The presentation of Brainiac on the series is based on a 2008 Action Comics story line by Geoff Johns and Gary Frank in which “the true Brainiac” comes to the Earth for the first time. It also depicted his theft of Kandor, filling in a significant plot point for Johns’ exploration of the planet at the time. Brainiac’s look on Krypton, more bio-organic than ever, faithfully recreates the style of the character in that tale.
“I love that Geoff Johns story, it’s a great story. I love that version of Brainiac,” Welsh said.
Congratulating the design team at Legacy Effects for their work on bringing Brainiac to life, he added, “I think they just did a phenomenal job with the prosthetics and with the suit.

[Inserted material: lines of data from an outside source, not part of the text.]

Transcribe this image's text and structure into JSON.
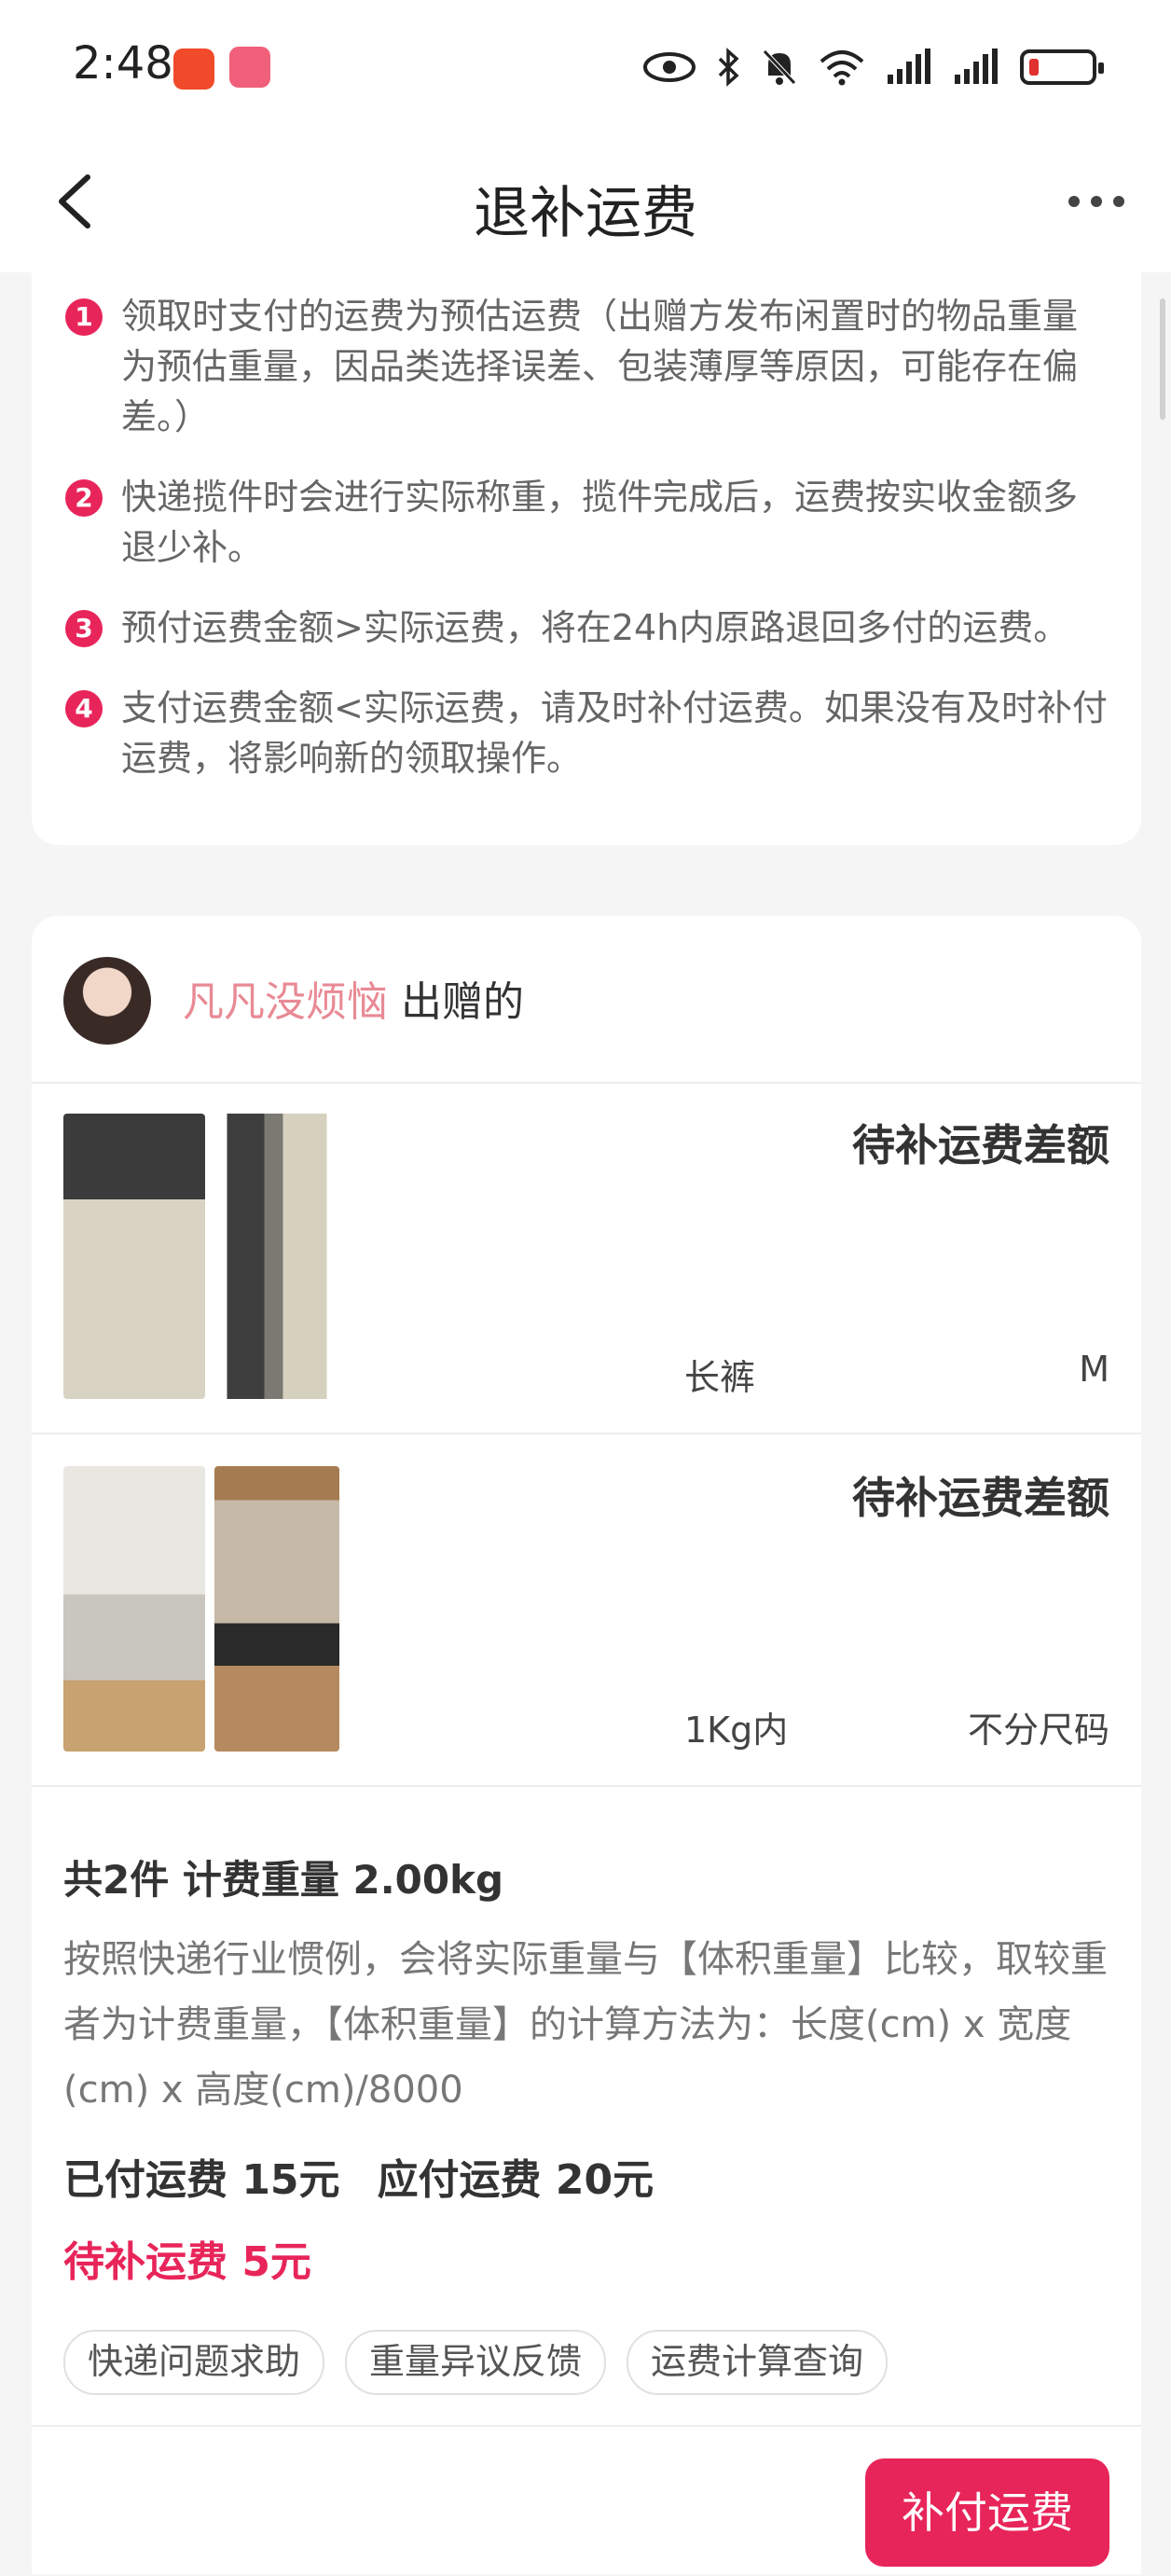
{
  "status_bar": {
    "time": "2:48",
    "icons": [
      "eye-icon",
      "bluetooth-icon",
      "bell-off-icon",
      "wifi-icon",
      "signal-icon",
      "signal-icon",
      "battery-low-icon"
    ]
  },
  "header": {
    "title": "退补运费"
  },
  "notice": {
    "items": [
      {
        "num": "1",
        "text": "领取时支付的运费为预估运费（出赠方发布闲置时的物品重量为预估重量，因品类选择误差、包装薄厚等原因，可能存在偏差。）"
      },
      {
        "num": "2",
        "text": "快递揽件时会进行实际称重，揽件完成后，运费按实收金额多退少补。"
      },
      {
        "num": "3",
        "text": "预付运费金额>实际运费，将在24h内原路退回多付的运费。"
      },
      {
        "num": "4",
        "text": "支付运费金额<实际运费，请及时补付运费。如果没有及时补付运费，将影响新的领取操作。"
      }
    ]
  },
  "gift": {
    "giver_name": "凡凡没烦恼",
    "giver_suffix": "出赠的",
    "items": [
      {
        "status": "待补运费差额",
        "name": "长裤",
        "size": "M"
      },
      {
        "status": "待补运费差额",
        "name": "1Kg内",
        "size": "不分尺码"
      }
    ],
    "summary_title": "共2件 计费重量 2.00kg",
    "summary_desc": "按照快递行业惯例，会将实际重量与【体积重量】比较，取较重者为计费重量，【体积重量】的计算方法为：长度(cm) x 宽度(cm) x 高度(cm)/8000",
    "paid_fee": "已付运费 15元",
    "due_fee": "应付运费 20元",
    "owed_fee": "待补运费 5元",
    "chips": [
      "快递问题求助",
      "重量异议反馈",
      "运费计算查询"
    ],
    "pay_button": "补付运费"
  },
  "colors": {
    "accent": "#e8255a",
    "giver_name": "#e88a95"
  }
}
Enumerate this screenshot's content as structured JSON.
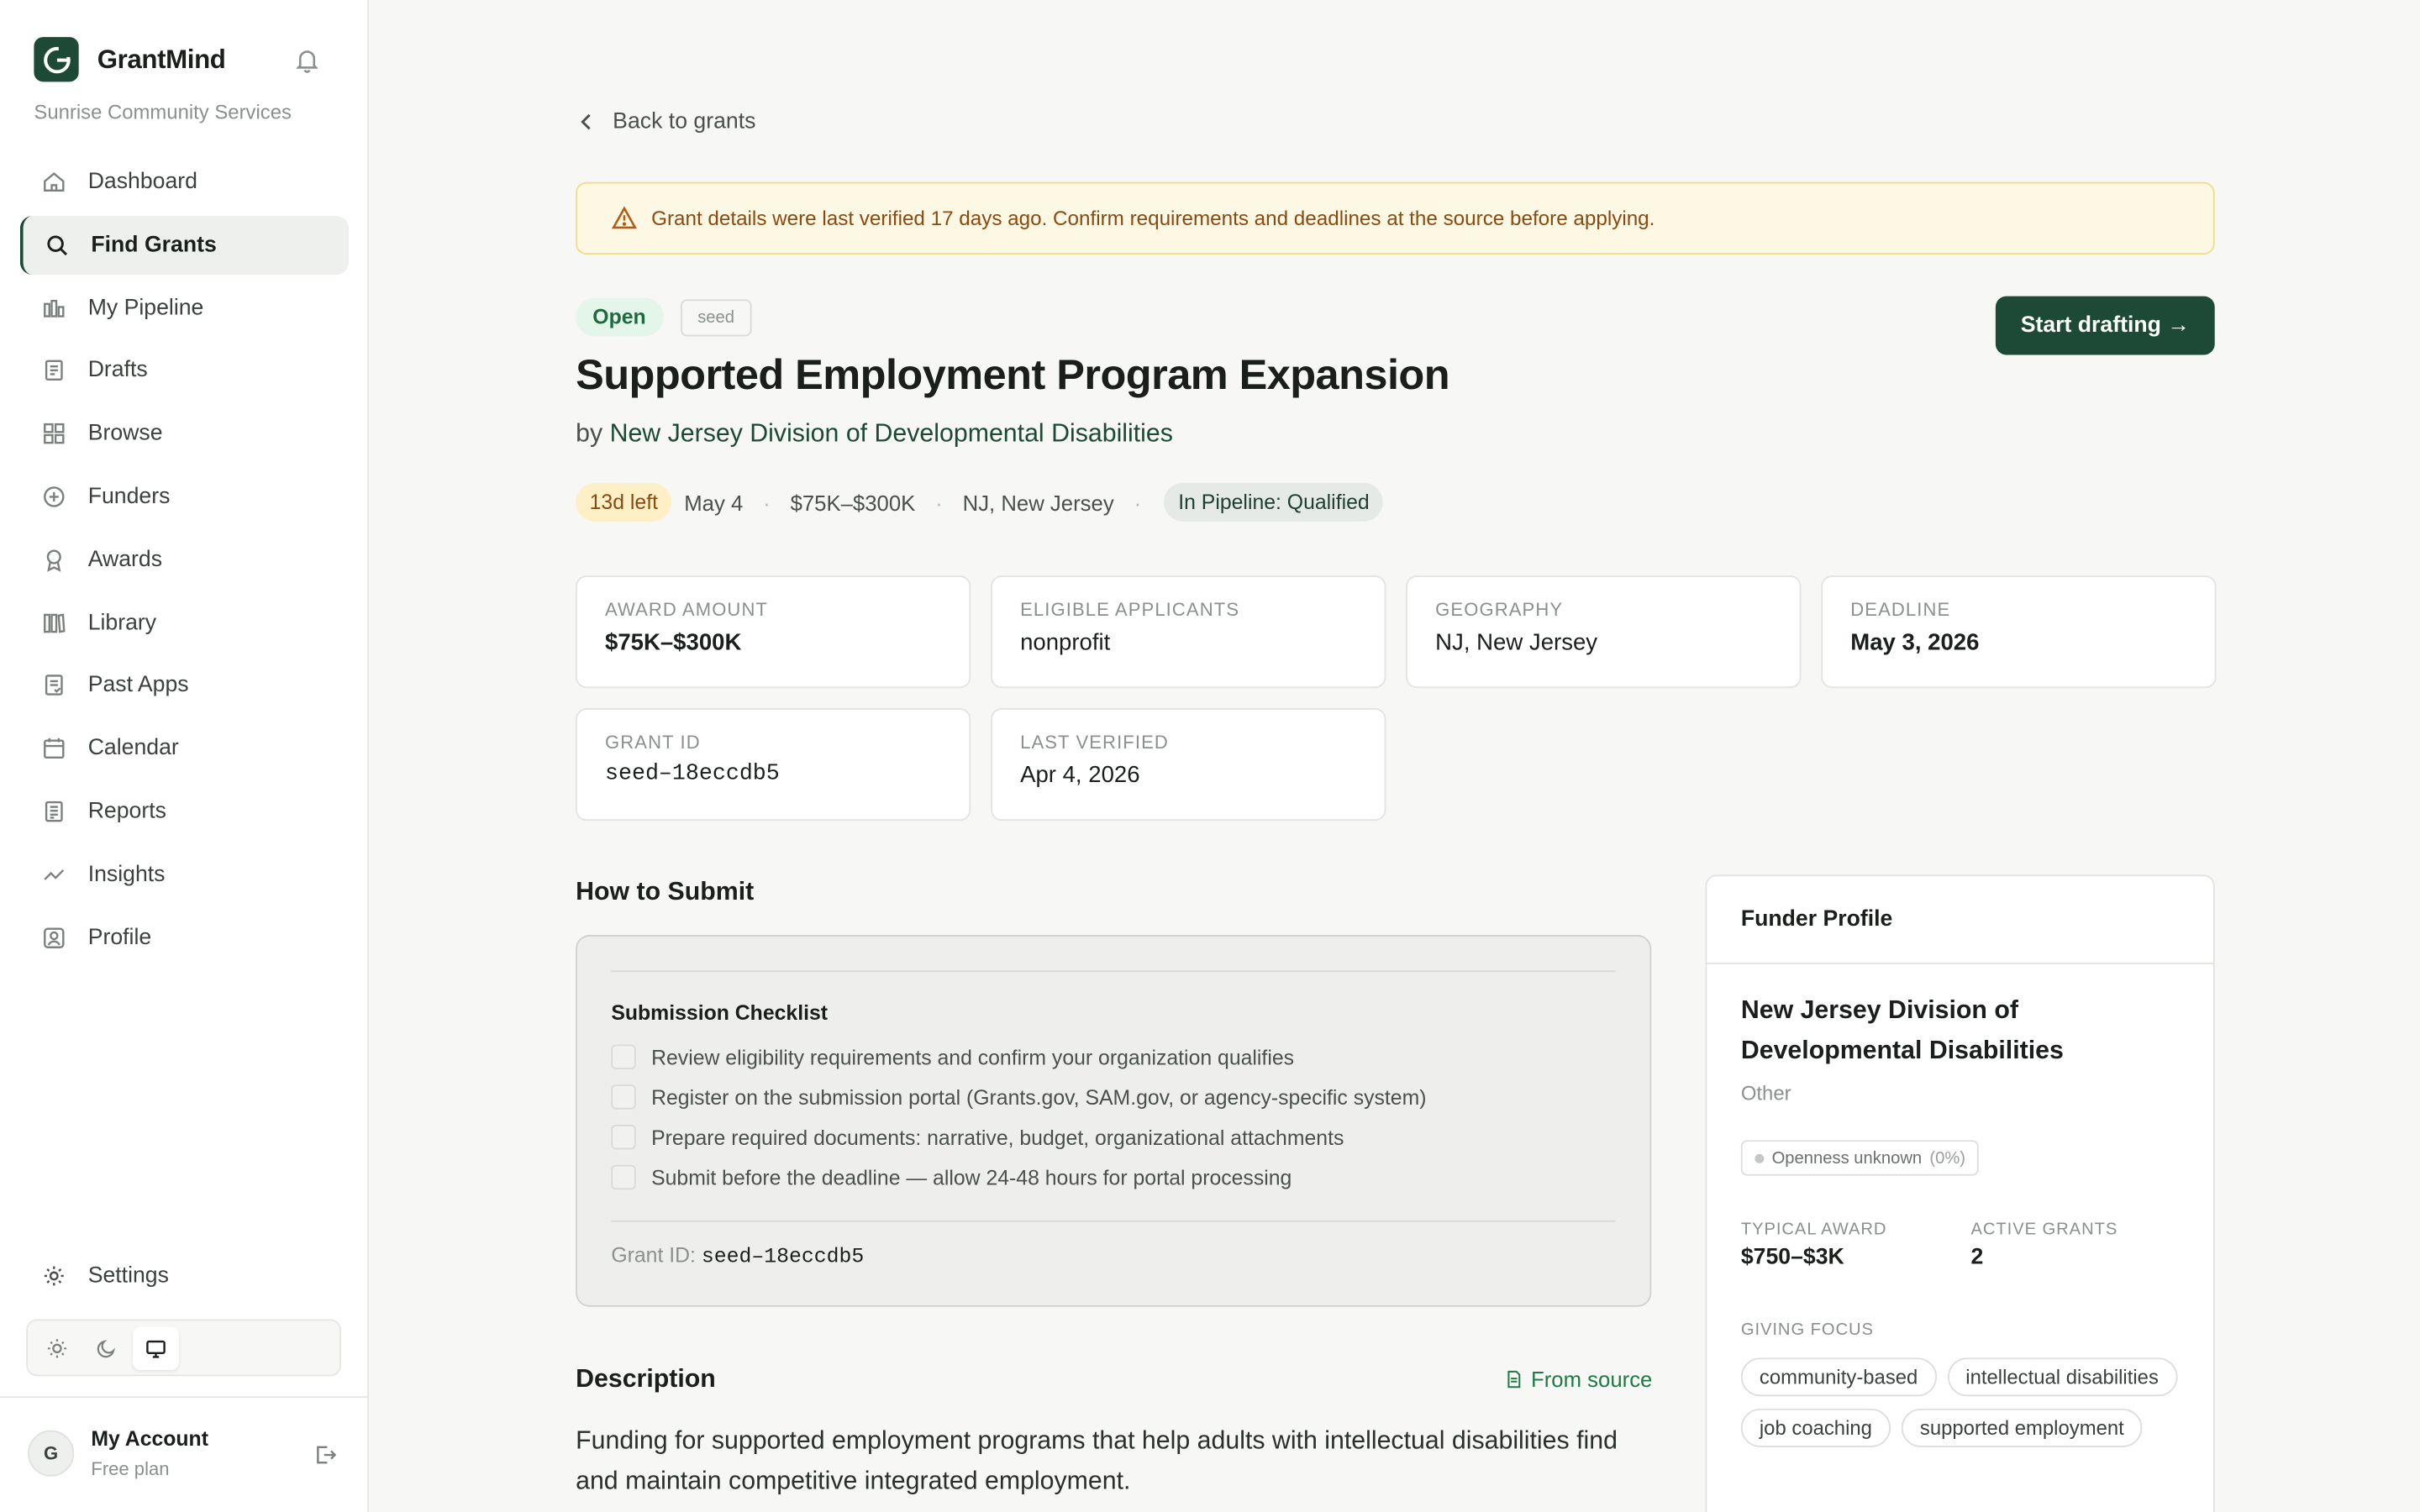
{
  "app": {
    "name": "GrantMind",
    "org": "Sunrise Community Services"
  },
  "sidebar": {
    "items": [
      {
        "label": "Dashboard"
      },
      {
        "label": "Find Grants"
      },
      {
        "label": "My Pipeline"
      },
      {
        "label": "Drafts"
      },
      {
        "label": "Browse"
      },
      {
        "label": "Funders"
      },
      {
        "label": "Awards"
      },
      {
        "label": "Library"
      },
      {
        "label": "Past Apps"
      },
      {
        "label": "Calendar"
      },
      {
        "label": "Reports"
      },
      {
        "label": "Insights"
      },
      {
        "label": "Profile"
      }
    ],
    "settings": "Settings",
    "account": {
      "initial": "G",
      "name": "My Account",
      "plan": "Free plan"
    }
  },
  "page": {
    "back": "Back to grants",
    "alert": "Grant details were last verified 17 days ago. Confirm requirements and deadlines at the source before applying.",
    "status": "Open",
    "source_tag": "seed",
    "title": "Supported Employment Program Expansion",
    "by_prefix": "by",
    "funder": "New Jersey Division of Developmental Disabilities",
    "cta": "Start drafting →",
    "meta": {
      "days_left": "13d left",
      "date": "May 4",
      "amount": "$75K–$300K",
      "location": "NJ, New Jersey",
      "pipeline": "In Pipeline: Qualified"
    },
    "cards": [
      {
        "label": "Award Amount",
        "value": "$75K–$300K"
      },
      {
        "label": "Eligible Applicants",
        "value": "nonprofit"
      },
      {
        "label": "Geography",
        "value": "NJ, New Jersey"
      },
      {
        "label": "Deadline",
        "value": "May 3, 2026"
      },
      {
        "label": "Grant ID",
        "value": "seed–18eccdb5"
      },
      {
        "label": "Last Verified",
        "value": "Apr 4, 2026"
      }
    ],
    "how_to_submit": {
      "heading": "How to Submit",
      "checklist_title": "Submission Checklist",
      "items": [
        "Review eligibility requirements and confirm your organization qualifies",
        "Register on the submission portal (Grants.gov, SAM.gov, or agency-specific system)",
        "Prepare required documents: narrative, budget, organizational attachments",
        "Submit before the deadline — allow 24-48 hours for portal processing"
      ],
      "grant_id_label": "Grant ID:",
      "grant_id": "seed–18eccdb5"
    },
    "description": {
      "heading": "Description",
      "from_source": "From source",
      "text": "Funding for supported employment programs that help adults with intellectual disabilities find and maintain competitive integrated employment."
    }
  },
  "funder_profile": {
    "heading": "Funder Profile",
    "name": "New Jersey Division of Developmental Disabilities",
    "type": "Other",
    "openness": "Openness unknown",
    "openness_pct": "(0%)",
    "typical_award_label": "Typical Award",
    "typical_award": "$750–$3K",
    "active_grants_label": "Active Grants",
    "active_grants": "2",
    "giving_focus_label": "Giving Focus",
    "tags": [
      "community-based",
      "intellectual disabilities",
      "job coaching",
      "supported employment"
    ]
  },
  "colors": {
    "brand": "#1d4a36",
    "warning_bg": "#fdf8e4",
    "open_badge": "#e4f5ea",
    "from_source": "#1f7a45"
  }
}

It looks super cool.
“It’s been a long wait for Brainiac to make it to screen,” he continued. “It’s pretty exciting that he’s just around the corner now.”
(Read more about bringing Braniac to life in our interview with Goyer.)
And since the program is the first extended look at Superman’s home world, Adam Strange (Shaun Sipos) offers some relatable human context. As the series begins, he finds himself propelled 200 years into his past to help Seg-El face down Braniac. As Welsh put it, he “kind of puts a fire underneath Seg — he’s the call to action, in a way.”
As seen in some of the more recent previews, Strange lays it out plain: If Seg fails, both their worlds will fall to Brainiac. While his warning gives the show stakes, Welsh revealed that Strange also becomes a “tour-guide” of sorts for the audience.
“He helps us find [our way] into this world of Krypton,” he said.
At the same time, Strange is also at the beginning of his own legend, according to Welsh. The character, created by Julius Schwartz and Murphy Anderson, is something of a mix of Flash Gordon and John Carter of Mars — DC’s own pulp sci-fi hero. But as Krypton begins, he is “probably not as far down the road of heroism as he probably thinks he is,” according to Welsh.
“He’s a fun character as well. He brings a lot of levity to it,” Welsh said. “The dynamic between Shaun and Cam is brilliant, they’re great on screen. They’re both phenomenal actors, and they just really shine.”
Another time-lost hero, Jack Knight, visited a pre-destruction Krypton in 1999’s Starman #51 — an issue co-written by Goyer — but Welsh said he and his team came upon Strange (who would also appear Starman soon after) without consulting that particular series or issue.
“It wasn’t discussed really,” he said. “[But] the character may well still be on the table.”
As the show develops, Welsh may eventually introduce Rann, the planet Strange ends up on in his own comic book adventures. Strange’s connection to Hawkman’s homeworld of Thanagar may also factor in at some point, but first and foremost, he and Seg must save Krypton from Brainiac. Should they be successful, Welsh said Strange could become “a great sort of doorway into the space sector.”
With Welsh name-checking the DC Comics miniseries Cosmic Odyssey, and Cuffe hoping to meet The Omega Men at some point, Krypton could very well become a home for some of DC’s strange and wonderful cosmic characters.
Even with its notable connections and departures from canon, Welsh wants viewers to come to the series with an open mind.
“There may be an idea that this is a prequel, and we know how it’s going to end — Krypton’s going to blow up — and there may be a sense of inevitability about that,” he explained. “It’s really not the case with the show.”
Thanks to the arrival of Adam Strange and Brainiac, Welsh said, “the entire space/time continuum has actually changed,” opening up the possibility of Krypton surviving in some form.
“It is a show where literally anything can happen,” he added. “I think whatever you thought you knew about the story of Krypton is set to be completely challenged by this series.”
Krypton premieres Wednesday, March 21 at 10 p.m. on Syfy.